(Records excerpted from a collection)
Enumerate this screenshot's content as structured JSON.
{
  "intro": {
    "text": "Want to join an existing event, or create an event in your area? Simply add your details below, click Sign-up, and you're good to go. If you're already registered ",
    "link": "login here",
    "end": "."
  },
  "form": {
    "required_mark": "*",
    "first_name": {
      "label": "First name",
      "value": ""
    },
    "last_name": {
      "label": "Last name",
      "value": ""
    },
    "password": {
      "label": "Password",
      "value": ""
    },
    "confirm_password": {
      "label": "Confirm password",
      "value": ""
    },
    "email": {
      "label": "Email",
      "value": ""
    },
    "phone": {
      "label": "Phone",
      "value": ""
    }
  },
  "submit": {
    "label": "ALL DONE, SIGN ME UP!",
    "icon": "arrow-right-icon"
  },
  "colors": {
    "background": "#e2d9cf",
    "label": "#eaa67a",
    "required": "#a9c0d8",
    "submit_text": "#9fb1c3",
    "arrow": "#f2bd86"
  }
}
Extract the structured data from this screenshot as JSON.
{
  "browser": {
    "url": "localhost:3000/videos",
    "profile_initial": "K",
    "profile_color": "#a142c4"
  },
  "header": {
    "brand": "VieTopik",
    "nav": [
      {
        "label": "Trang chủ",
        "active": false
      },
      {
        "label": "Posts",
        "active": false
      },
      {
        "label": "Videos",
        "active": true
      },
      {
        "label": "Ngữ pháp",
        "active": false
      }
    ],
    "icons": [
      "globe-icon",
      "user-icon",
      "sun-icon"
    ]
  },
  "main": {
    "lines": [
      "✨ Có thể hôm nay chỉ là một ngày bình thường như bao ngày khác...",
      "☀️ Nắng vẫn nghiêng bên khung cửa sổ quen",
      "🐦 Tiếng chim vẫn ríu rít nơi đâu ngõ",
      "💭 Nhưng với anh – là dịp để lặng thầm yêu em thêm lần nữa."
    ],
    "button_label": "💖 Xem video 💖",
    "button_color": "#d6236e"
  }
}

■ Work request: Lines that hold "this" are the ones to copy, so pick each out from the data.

■ Answer to the exercise:
Enumerate this screenshot's content as structured JSON.
Extract the structured data from this screenshot as JSON.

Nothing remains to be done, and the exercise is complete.